### Directions for this task
Line by line, give the data again exactly as it appears, but without pictures.

[Items from an interface collection]
┄┄┄┄┄┄┄┄┄┄┄┄┄┄┄┄┄┄┄┄
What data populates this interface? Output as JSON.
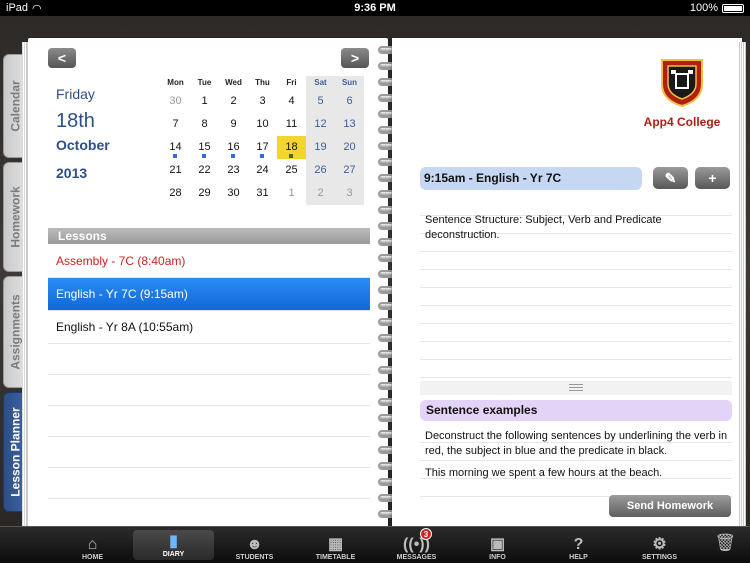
{
  "status": {
    "device": "iPad",
    "time": "9:36 PM",
    "battery": "100%"
  },
  "tabs": [
    {
      "label": "Calendar",
      "active": false
    },
    {
      "label": "Homework",
      "active": false
    },
    {
      "label": "Assignments",
      "active": false
    },
    {
      "label": "Lesson Planner",
      "active": true
    }
  ],
  "nav": {
    "prev": "<",
    "next": ">"
  },
  "date": {
    "weekday": "Friday",
    "day": "18th",
    "month": "October",
    "year": "2013"
  },
  "calendar": {
    "headers": [
      "Mon",
      "Tue",
      "Wed",
      "Thu",
      "Fri",
      "Sat",
      "Sun"
    ],
    "weeks": [
      [
        "30",
        "1",
        "2",
        "3",
        "4",
        "5",
        "6"
      ],
      [
        "7",
        "8",
        "9",
        "10",
        "11",
        "12",
        "13"
      ],
      [
        "14",
        "15",
        "16",
        "17",
        "18",
        "19",
        "20"
      ],
      [
        "21",
        "22",
        "23",
        "24",
        "25",
        "26",
        "27"
      ],
      [
        "28",
        "29",
        "30",
        "31",
        "1",
        "2",
        "3"
      ]
    ],
    "selected_day": "18"
  },
  "lessons": {
    "header": "Lessons",
    "items": [
      {
        "label": "Assembly - 7C (8:40am)",
        "color": "#d02020"
      },
      {
        "label": "English - Yr 7C (9:15am)",
        "selected": true
      },
      {
        "label": "English - Yr 8A (10:55am)"
      }
    ]
  },
  "school": {
    "name": "App4 College"
  },
  "lesson_detail": {
    "title": "9:15am - English - Yr 7C",
    "edit_icon": "pencil-icon",
    "add_icon": "plus-icon",
    "note": "Sentence Structure: Subject, Verb and Predicate deconstruction."
  },
  "examples": {
    "title": "Sentence examples",
    "paragraphs": [
      "Deconstruct the following sentences by underlining the verb in red, the subject in blue and the predicate in black.",
      "This morning we spent a few hours at the beach."
    ]
  },
  "send_button": "Send Homework",
  "toolbar": [
    {
      "label": "HOME",
      "icon": "home-icon"
    },
    {
      "label": "DIARY",
      "icon": "diary-icon",
      "active": true
    },
    {
      "label": "STUDENTS",
      "icon": "students-icon"
    },
    {
      "label": "TIMETABLE",
      "icon": "timetable-icon"
    },
    {
      "label": "MESSAGES",
      "icon": "messages-icon",
      "badge": "3"
    },
    {
      "label": "INFO",
      "icon": "info-icon"
    },
    {
      "label": "HELP",
      "icon": "help-icon"
    },
    {
      "label": "SETTINGS",
      "icon": "settings-icon"
    }
  ],
  "trash_icon": "trash-icon"
}
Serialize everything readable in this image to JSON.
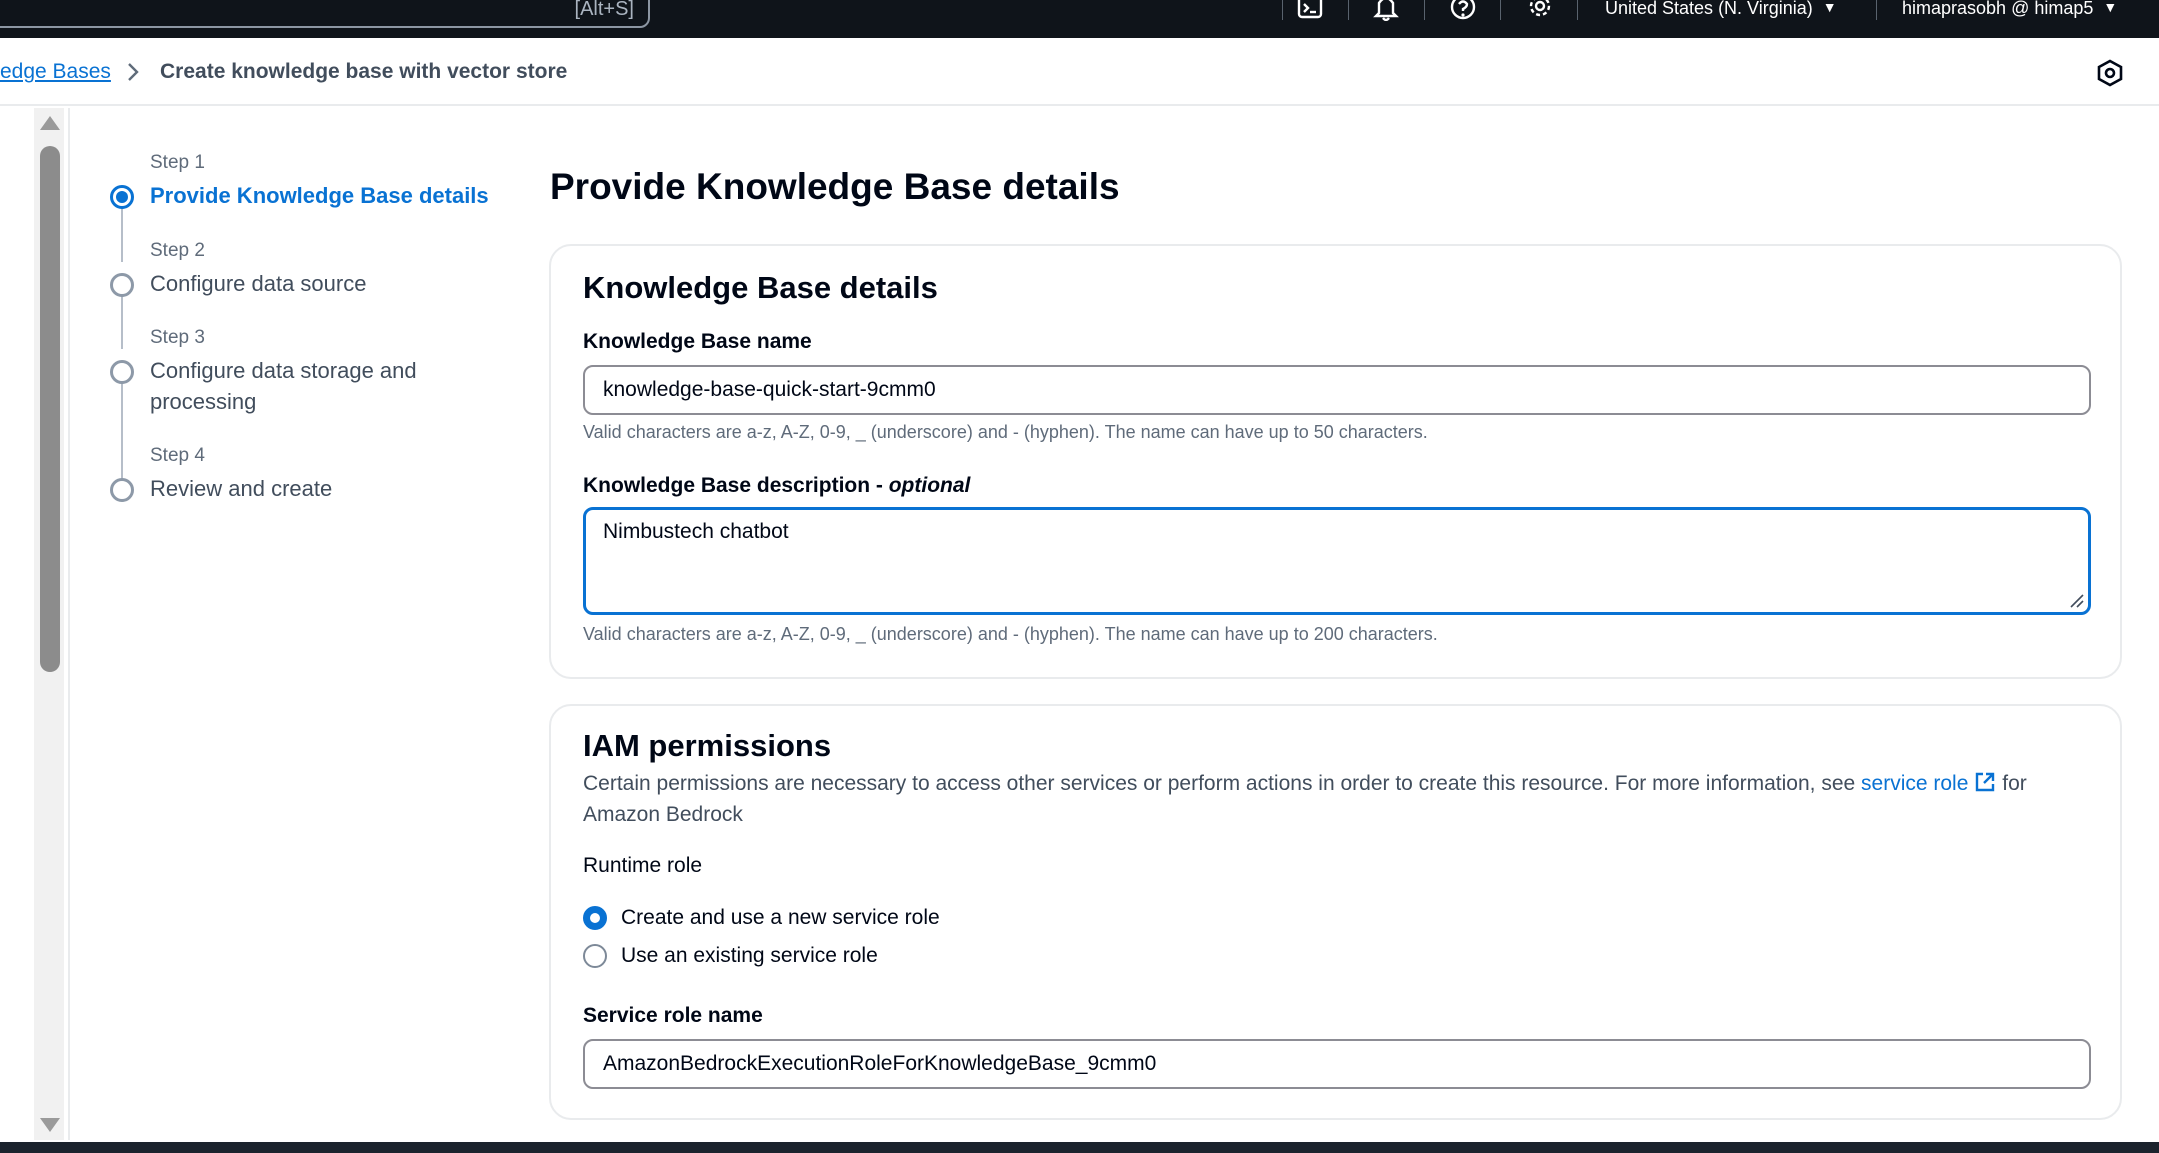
{
  "topbar": {
    "search_shortcut": "[Alt+S]",
    "region": "United States (N. Virginia)",
    "account": "himaprasobh @ himap5",
    "icons": [
      "cloudshell-icon",
      "bell-icon",
      "help-icon",
      "gear-icon"
    ]
  },
  "breadcrumb": {
    "parent": "edge Bases",
    "current": "Create knowledge base with vector store"
  },
  "steps": [
    {
      "label": "Step 1",
      "title": "Provide Knowledge Base details",
      "active": true
    },
    {
      "label": "Step 2",
      "title": "Configure data source",
      "active": false
    },
    {
      "label": "Step 3",
      "title": "Configure data storage and processing",
      "active": false
    },
    {
      "label": "Step 4",
      "title": "Review and create",
      "active": false
    }
  ],
  "page": {
    "title": "Provide Knowledge Base details"
  },
  "details_panel": {
    "title": "Knowledge Base details",
    "name_label": "Knowledge Base name",
    "name_value": "knowledge-base-quick-start-9cmm0",
    "name_hint": "Valid characters are a-z, A-Z, 0-9, _ (underscore) and - (hyphen). The name can have up to 50 characters.",
    "description_label": "Knowledge Base description - ",
    "description_optional": "optional",
    "description_value": "Nimbustech chatbot",
    "description_hint": "Valid characters are a-z, A-Z, 0-9, _ (underscore) and - (hyphen). The name can have up to 200 characters."
  },
  "iam_panel": {
    "title": "IAM permissions",
    "description_before": "Certain permissions are necessary to access other services or perform actions in order to create this resource. For more information, see ",
    "description_link": "service role",
    "description_after": " for Amazon Bedrock",
    "runtime_role_label": "Runtime role",
    "option_new": "Create and use a new service role",
    "option_existing": "Use an existing service role",
    "selected_option": "new",
    "service_role_label": "Service role name",
    "service_role_value": "AmazonBedrockExecutionRoleForKnowledgeBase_9cmm0"
  },
  "colors": {
    "accent": "#0972d3",
    "topbar": "#0f141a",
    "text": "#000716",
    "muted": "#5f6b7a"
  }
}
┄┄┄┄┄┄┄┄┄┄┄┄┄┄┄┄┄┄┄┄
### Answer to the exercise
What data populates this interface? Output as JSON.
{
  "status": {
    "device": "iPad",
    "time": "9:36 PM",
    "battery": "100%"
  },
  "tabs": [
    {
      "label": "Calendar",
      "active": false
    },
    {
      "label": "Homework",
      "active": false
    },
    {
      "label": "Assignments",
      "active": false
    },
    {
      "label": "Lesson Planner",
      "active": true
    }
  ],
  "nav": {
    "prev": "<",
    "next": ">"
  },
  "date": {
    "weekday": "Friday",
    "day": "18th",
    "month": "October",
    "year": "2013"
  },
  "calendar": {
    "headers": [
      "Mon",
      "Tue",
      "Wed",
      "Thu",
      "Fri",
      "Sat",
      "Sun"
    ],
    "weeks": [
      [
        "30",
        "1",
        "2",
        "3",
        "4",
        "5",
        "6"
      ],
      [
        "7",
        "8",
        "9",
        "10",
        "11",
        "12",
        "13"
      ],
      [
        "14",
        "15",
        "16",
        "17",
        "18",
        "19",
        "20"
      ],
      [
        "21",
        "22",
        "23",
        "24",
        "25",
        "26",
        "27"
      ],
      [
        "28",
        "29",
        "30",
        "31",
        "1",
        "2",
        "3"
      ]
    ],
    "selected_day": "18"
  },
  "lessons": {
    "header": "Lessons",
    "items": [
      {
        "label": "Assembly - 7C (8:40am)",
        "color": "#d02020"
      },
      {
        "label": "English - Yr 7C (9:15am)",
        "selected": true
      },
      {
        "label": "English - Yr 8A (10:55am)"
      }
    ]
  },
  "school": {
    "name": "App4 College"
  },
  "lesson_detail": {
    "title": "9:15am - English - Yr 7C",
    "edit_icon": "pencil-icon",
    "add_icon": "plus-icon",
    "note": "Sentence Structure: Subject, Verb and Predicate deconstruction."
  },
  "examples": {
    "title": "Sentence examples",
    "paragraphs": [
      "Deconstruct the following sentences by underlining the verb in red, the subject in blue and the predicate in black.",
      "This morning we spent a few hours at the beach."
    ]
  },
  "send_button": "Send Homework",
  "toolbar": [
    {
      "label": "HOME",
      "icon": "home-icon"
    },
    {
      "label": "DIARY",
      "icon": "diary-icon",
      "active": true
    },
    {
      "label": "STUDENTS",
      "icon": "students-icon"
    },
    {
      "label": "TIMETABLE",
      "icon": "timetable-icon"
    },
    {
      "label": "MESSAGES",
      "icon": "messages-icon",
      "badge": "3"
    },
    {
      "label": "INFO",
      "icon": "info-icon"
    },
    {
      "label": "HELP",
      "icon": "help-icon"
    },
    {
      "label": "SETTINGS",
      "icon": "settings-icon"
    }
  ],
  "trash_icon": "trash-icon"
}
Serialize everything readable in this image to JSON.
{
  "topbar": {
    "search_shortcut": "[Alt+S]",
    "region": "United States (N. Virginia)",
    "account": "himaprasobh @ himap5",
    "icons": [
      "cloudshell-icon",
      "bell-icon",
      "help-icon",
      "gear-icon"
    ]
  },
  "breadcrumb": {
    "parent": "edge Bases",
    "current": "Create knowledge base with vector store"
  },
  "steps": [
    {
      "label": "Step 1",
      "title": "Provide Knowledge Base details",
      "active": true
    },
    {
      "label": "Step 2",
      "title": "Configure data source",
      "active": false
    },
    {
      "label": "Step 3",
      "title": "Configure data storage and processing",
      "active": false
    },
    {
      "label": "Step 4",
      "title": "Review and create",
      "active": false
    }
  ],
  "page": {
    "title": "Provide Knowledge Base details"
  },
  "details_panel": {
    "title": "Knowledge Base details",
    "name_label": "Knowledge Base name",
    "name_value": "knowledge-base-quick-start-9cmm0",
    "name_hint": "Valid characters are a-z, A-Z, 0-9, _ (underscore) and - (hyphen). The name can have up to 50 characters.",
    "description_label": "Knowledge Base description - ",
    "description_optional": "optional",
    "description_value": "Nimbustech chatbot",
    "description_hint": "Valid characters are a-z, A-Z, 0-9, _ (underscore) and - (hyphen). The name can have up to 200 characters."
  },
  "iam_panel": {
    "title": "IAM permissions",
    "description_before": "Certain permissions are necessary to access other services or perform actions in order to create this resource. For more information, see ",
    "description_link": "service role",
    "description_after": " for Amazon Bedrock",
    "runtime_role_label": "Runtime role",
    "option_new": "Create and use a new service role",
    "option_existing": "Use an existing service role",
    "selected_option": "new",
    "service_role_label": "Service role name",
    "service_role_value": "AmazonBedrockExecutionRoleForKnowledgeBase_9cmm0"
  },
  "colors": {
    "accent": "#0972d3",
    "topbar": "#0f141a",
    "text": "#000716",
    "muted": "#5f6b7a"
  }
}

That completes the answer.